If you’re hungry before hitting Shea’s Buffalo Theatre for “Hamilton,” don’t waste your shot.
Here are some places I would suggest you consider for reasons practical and sentimental. Inform your server of your curtain time so they can make sure your experience fits into your allotted time, so you can save your evening’s drama for the stage.
Looking to raise a glass to freedom? Try a place with actual “Hamilton” characters on the walls. Founding Fathers Pub (75 Edward St.) is festooned with presidential portraits – like George Washington’s – and election memorabilia.

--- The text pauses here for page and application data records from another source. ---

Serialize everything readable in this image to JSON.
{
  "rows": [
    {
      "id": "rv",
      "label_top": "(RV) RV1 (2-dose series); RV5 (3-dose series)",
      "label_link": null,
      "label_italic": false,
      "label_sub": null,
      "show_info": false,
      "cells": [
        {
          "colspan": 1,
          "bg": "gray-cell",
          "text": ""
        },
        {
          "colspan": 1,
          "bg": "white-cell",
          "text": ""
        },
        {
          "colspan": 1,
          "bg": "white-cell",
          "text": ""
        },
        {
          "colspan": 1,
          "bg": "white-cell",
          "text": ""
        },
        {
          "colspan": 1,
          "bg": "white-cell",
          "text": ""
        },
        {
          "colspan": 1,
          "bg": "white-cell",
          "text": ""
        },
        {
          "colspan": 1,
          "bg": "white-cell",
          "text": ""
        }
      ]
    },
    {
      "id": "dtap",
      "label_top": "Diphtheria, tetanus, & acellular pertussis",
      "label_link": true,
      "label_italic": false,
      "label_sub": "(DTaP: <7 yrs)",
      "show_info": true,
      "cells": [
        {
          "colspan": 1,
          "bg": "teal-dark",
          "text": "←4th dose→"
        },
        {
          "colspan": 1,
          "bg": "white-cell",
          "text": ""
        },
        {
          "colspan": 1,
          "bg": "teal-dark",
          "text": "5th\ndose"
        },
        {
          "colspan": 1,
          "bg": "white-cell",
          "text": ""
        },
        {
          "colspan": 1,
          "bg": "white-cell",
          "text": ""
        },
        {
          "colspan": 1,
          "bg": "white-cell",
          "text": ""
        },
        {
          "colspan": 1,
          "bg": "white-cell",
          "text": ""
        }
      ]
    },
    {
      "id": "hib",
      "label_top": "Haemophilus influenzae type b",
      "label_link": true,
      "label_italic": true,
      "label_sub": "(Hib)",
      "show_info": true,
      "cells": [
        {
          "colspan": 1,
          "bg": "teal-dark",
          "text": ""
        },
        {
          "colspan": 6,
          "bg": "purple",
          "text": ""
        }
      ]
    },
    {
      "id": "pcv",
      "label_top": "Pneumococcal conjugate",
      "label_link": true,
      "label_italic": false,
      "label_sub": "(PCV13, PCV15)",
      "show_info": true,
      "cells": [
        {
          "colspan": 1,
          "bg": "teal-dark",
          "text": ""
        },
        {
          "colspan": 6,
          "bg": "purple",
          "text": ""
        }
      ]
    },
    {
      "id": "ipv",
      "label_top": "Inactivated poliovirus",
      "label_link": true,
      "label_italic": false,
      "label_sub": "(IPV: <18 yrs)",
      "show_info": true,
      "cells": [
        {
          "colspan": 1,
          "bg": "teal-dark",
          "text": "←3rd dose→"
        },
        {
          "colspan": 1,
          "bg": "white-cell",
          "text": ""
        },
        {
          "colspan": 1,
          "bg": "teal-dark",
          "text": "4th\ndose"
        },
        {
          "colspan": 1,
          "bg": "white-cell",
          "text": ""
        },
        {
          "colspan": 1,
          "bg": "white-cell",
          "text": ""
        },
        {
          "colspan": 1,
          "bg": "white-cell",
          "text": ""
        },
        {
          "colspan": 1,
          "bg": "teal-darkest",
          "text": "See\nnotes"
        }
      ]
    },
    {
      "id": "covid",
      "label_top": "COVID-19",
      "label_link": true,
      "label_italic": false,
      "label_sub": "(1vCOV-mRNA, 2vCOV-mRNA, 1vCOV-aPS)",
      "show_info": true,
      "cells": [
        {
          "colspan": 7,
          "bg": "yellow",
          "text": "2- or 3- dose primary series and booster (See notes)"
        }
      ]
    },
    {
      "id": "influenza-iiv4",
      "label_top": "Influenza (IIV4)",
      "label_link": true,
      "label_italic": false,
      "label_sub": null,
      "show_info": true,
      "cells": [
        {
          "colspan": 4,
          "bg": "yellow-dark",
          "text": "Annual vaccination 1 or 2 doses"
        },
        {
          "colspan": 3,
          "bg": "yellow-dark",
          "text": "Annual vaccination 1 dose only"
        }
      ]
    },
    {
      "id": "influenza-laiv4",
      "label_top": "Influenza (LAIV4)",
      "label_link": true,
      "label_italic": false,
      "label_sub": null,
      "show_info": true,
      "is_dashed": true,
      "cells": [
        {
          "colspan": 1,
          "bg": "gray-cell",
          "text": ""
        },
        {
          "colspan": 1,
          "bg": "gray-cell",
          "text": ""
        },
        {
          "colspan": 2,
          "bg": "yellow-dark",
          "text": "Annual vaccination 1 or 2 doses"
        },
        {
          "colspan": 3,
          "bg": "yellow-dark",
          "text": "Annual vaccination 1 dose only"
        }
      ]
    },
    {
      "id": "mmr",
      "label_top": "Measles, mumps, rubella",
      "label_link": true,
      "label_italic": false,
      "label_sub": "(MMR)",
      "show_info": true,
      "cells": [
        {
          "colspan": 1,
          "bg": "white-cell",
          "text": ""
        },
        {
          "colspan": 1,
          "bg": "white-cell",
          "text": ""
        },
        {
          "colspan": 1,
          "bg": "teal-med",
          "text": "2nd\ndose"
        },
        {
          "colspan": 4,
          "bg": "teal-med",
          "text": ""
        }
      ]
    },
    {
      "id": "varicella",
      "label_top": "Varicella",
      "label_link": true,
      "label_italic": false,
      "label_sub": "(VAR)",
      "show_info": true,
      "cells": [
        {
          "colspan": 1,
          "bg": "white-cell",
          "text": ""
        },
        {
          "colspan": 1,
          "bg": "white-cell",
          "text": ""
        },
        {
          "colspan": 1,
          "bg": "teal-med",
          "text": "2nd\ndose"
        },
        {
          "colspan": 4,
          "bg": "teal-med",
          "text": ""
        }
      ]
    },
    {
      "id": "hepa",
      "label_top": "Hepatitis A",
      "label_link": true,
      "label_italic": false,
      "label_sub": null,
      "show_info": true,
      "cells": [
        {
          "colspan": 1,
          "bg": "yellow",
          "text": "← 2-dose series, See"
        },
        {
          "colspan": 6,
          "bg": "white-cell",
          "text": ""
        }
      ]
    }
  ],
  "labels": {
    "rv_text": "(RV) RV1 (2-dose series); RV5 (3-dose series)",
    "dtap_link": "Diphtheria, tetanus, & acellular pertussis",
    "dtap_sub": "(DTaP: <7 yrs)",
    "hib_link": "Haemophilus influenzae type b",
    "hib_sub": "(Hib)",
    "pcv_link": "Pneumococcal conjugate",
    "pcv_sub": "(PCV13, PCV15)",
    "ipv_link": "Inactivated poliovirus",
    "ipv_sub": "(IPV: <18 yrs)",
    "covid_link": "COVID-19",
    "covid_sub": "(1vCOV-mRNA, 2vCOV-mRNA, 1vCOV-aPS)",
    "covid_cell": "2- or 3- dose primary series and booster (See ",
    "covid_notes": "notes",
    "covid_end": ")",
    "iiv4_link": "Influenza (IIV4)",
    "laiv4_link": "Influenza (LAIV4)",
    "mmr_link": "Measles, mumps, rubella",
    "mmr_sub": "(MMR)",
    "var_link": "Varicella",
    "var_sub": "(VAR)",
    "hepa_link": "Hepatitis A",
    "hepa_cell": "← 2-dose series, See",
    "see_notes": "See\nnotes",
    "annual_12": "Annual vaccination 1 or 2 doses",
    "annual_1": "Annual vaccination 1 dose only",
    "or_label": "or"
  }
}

Angelica Tea Room (517 Washington St.) isn’t named after the Schuyler sister, but it is a classy operation where you can enjoy a classic cocktail, or tea and crustless sandwiches, while you ponder how lucky you are to be alive right now, you possessor of "Hamilton" tickets.
[Read more: Angelica Tea Room encourages flavor exploration]
Another high-percentage destination for fanciers of innovative cocktail is Marble + Rye (112 Genesee St.), which backs up its top-flight burger and farm-to-table menu with a canny collection of custom concoctions.
Around the corner are two excellent restaurants well-accustomed to serving as theater launchpads. Seabar (475 Ellicott St.) is known for beef-on-weck sushi and the regular kind, with a broad array seafood and meat dishes, from rare seafood to Hawaiian surfer chow.
Toutant (437 Ellicott St.) draws crowds for its fried chicken, barbecue and more dishes influenced by Southern and Low Country cuisine, but also creates vegetable dishes to remember.
Another contender for barbecue seekers is Dinosaur Bar-B-Que (301 Franklin St.) where the heart of a well-organized restaurant beats inside honky-tonk biker bar regalia.
If you want to be in the room when it happens, you can hardly do better than Bacchus (54 W. Chippewa St.), the fine-dining restaurant and wine bar. For years, theatergoers have been taking advantage of Bacchus’ complimentary valet parking, having dinner, then strolling to the theater. A nightcap upon returning for their cars is optional.
If you’re of a mind to celebrate immigrants – they get the job done – the area offers an array of restaurants informed by the influence of Italian cuisines. Frankie Primo’s +39 (51 W. Chippewa St.) offers an almost-fine-dining menu topping off its sandwiches, pastas and pizza with chops and seafood.
Tappo (338 Ellicott St.) and Osteria 166 (166 Franklin St.) offer more of a red-sauce Italian experience. Try Tappo’s eggplant Parmesan and beef short rib braciole, or Osteria's housemade ravioli or porchetta gnudi, chestnut flour dumplings topped with pork.
Immigrants are also getting it done at Expo (617 Main St.) a food hall that can do duty as a last-ditch fallback if other ideas fall through. The theater is just across the street.
There’s also Mexican at Breezy Burrito Co., and healthy salads, grain bowls and wraps at Newbury Salads. Drinks include a full selection of alcoholic fortifications, courtesy of Gypsy Bohemian Grove Bar.
Coco (888 Main St.) is about 10 minutes’ walk from Shea’s, so there are restaurants that are physically closer. None are closer in spirit, though, as Coco will be offering a Hamilton menu, with offerings such as an Aaron Burrger.
Send restaurant tips to firstname.lastname@example.org and follow @BuffaloFood on Instagram and Twitter.